**Material to process**:
>>>>

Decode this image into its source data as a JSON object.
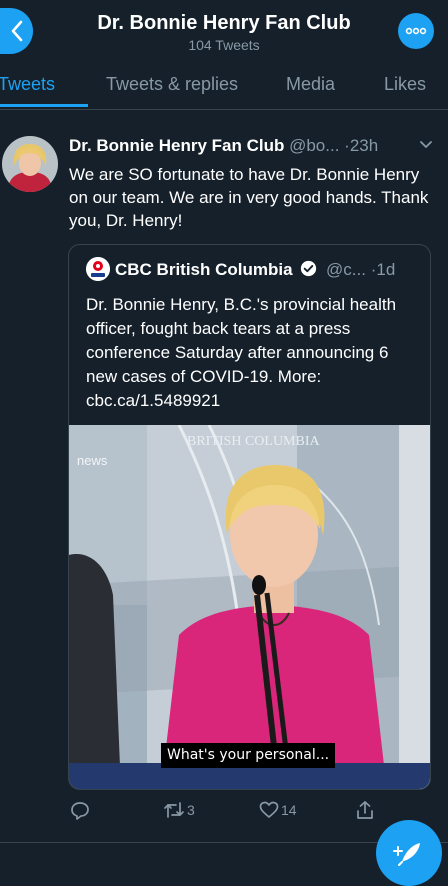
{
  "header": {
    "title": "Dr. Bonnie Henry Fan Club",
    "subtitle": "104 Tweets"
  },
  "tabs": [
    {
      "label": "Tweets",
      "active": true
    },
    {
      "label": "Tweets & replies",
      "active": false
    },
    {
      "label": "Media",
      "active": false
    },
    {
      "label": "Likes",
      "active": false
    }
  ],
  "tweet": {
    "author_name": "Dr. Bonnie Henry Fan Club",
    "author_handle": "@bo...",
    "time": "·23h",
    "text": "We are SO fortunate to have Dr. Bonnie Henry on our team. We are in very good hands. Thank you, Dr. Henry!",
    "quote": {
      "author_name": "CBC British Columbia",
      "author_handle": "@c...",
      "time": "·1d",
      "text": "Dr. Bonnie Henry, B.C.'s provincial health officer, fought back tears at a press conference Saturday after announcing 6 new cases of COVID-19. More: cbc.ca/1.5489921",
      "video": {
        "caption": "What's your personal...",
        "backdrop_text": "BRITISH COLUMBIA",
        "news_logo_text": "news"
      }
    },
    "actions": {
      "replies": "",
      "retweets": "3",
      "likes": "14"
    }
  },
  "icons": {
    "back": "chevron-left-icon",
    "more": "more-dots-icon",
    "reply": "reply-icon",
    "retweet": "retweet-icon",
    "like": "heart-icon",
    "share": "share-icon",
    "compose": "compose-feather-icon",
    "verified": "verified-badge-icon"
  },
  "colors": {
    "background": "#15202b",
    "accent": "#1da1f2",
    "secondary_text": "#8899a6",
    "border": "#38444d"
  }
}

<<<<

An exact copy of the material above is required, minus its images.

**Result for this exercise**:
Decode this image into its source data as a JSON object.
{
  "header": {
    "title": "Dr. Bonnie Henry Fan Club",
    "subtitle": "104 Tweets"
  },
  "tabs": [
    {
      "label": "Tweets",
      "active": true
    },
    {
      "label": "Tweets & replies",
      "active": false
    },
    {
      "label": "Media",
      "active": false
    },
    {
      "label": "Likes",
      "active": false
    }
  ],
  "tweet": {
    "author_name": "Dr. Bonnie Henry Fan Club",
    "author_handle": "@bo...",
    "time": "·23h",
    "text": "We are SO fortunate to have Dr. Bonnie Henry on our team. We are in very good hands. Thank you, Dr. Henry!",
    "quote": {
      "author_name": "CBC British Columbia",
      "author_handle": "@c...",
      "time": "·1d",
      "text": "Dr. Bonnie Henry, B.C.'s provincial health officer, fought back tears at a press conference Saturday after announcing 6 new cases of COVID-19. More: cbc.ca/1.5489921",
      "video": {
        "caption": "What's your personal...",
        "backdrop_text": "BRITISH COLUMBIA",
        "news_logo_text": "news"
      }
    },
    "actions": {
      "replies": "",
      "retweets": "3",
      "likes": "14"
    }
  },
  "icons": {
    "back": "chevron-left-icon",
    "more": "more-dots-icon",
    "reply": "reply-icon",
    "retweet": "retweet-icon",
    "like": "heart-icon",
    "share": "share-icon",
    "compose": "compose-feather-icon",
    "verified": "verified-badge-icon"
  },
  "colors": {
    "background": "#15202b",
    "accent": "#1da1f2",
    "secondary_text": "#8899a6",
    "border": "#38444d"
  }
}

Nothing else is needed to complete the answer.